Activity: Within the data below, count every line that includes "Internet" and report the total alone.

(Data extracted from a collection)
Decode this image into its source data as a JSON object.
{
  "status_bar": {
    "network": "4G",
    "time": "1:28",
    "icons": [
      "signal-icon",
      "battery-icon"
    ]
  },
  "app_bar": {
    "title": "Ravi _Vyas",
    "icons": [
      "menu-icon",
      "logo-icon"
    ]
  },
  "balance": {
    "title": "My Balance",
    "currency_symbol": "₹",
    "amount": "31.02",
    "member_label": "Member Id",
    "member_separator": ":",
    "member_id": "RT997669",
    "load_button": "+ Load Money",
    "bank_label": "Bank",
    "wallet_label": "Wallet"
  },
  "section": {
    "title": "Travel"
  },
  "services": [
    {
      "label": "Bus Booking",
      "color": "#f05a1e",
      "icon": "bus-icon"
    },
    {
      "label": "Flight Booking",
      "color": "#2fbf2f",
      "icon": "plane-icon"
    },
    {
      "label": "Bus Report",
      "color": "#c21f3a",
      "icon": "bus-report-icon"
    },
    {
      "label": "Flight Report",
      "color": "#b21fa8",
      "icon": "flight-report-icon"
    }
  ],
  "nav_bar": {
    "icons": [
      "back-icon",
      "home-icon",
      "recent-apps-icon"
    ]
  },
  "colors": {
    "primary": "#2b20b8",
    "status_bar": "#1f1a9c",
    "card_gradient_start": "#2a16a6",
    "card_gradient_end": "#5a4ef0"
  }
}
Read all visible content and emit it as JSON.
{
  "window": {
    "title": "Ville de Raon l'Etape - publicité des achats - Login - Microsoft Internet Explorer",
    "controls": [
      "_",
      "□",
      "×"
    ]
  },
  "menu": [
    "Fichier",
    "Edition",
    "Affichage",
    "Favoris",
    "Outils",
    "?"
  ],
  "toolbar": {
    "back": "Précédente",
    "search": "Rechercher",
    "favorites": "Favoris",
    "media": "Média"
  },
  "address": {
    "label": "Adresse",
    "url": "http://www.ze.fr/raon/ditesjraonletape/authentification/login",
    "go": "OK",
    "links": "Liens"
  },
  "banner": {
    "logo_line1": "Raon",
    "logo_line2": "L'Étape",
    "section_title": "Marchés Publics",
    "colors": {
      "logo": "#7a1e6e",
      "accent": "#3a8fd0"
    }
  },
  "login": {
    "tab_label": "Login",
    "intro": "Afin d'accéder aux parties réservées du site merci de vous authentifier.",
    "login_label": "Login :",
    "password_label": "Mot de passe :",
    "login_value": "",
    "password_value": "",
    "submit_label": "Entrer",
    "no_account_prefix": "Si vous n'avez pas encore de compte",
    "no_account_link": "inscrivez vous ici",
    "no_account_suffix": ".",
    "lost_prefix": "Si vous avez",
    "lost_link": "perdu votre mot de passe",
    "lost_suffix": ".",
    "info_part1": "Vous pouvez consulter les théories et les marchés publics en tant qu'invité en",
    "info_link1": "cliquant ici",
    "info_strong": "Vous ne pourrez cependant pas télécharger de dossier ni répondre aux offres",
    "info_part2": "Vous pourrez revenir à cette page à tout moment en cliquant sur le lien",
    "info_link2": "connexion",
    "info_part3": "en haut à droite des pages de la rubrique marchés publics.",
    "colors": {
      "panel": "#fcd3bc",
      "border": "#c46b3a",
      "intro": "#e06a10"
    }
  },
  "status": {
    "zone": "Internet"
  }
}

Output: 2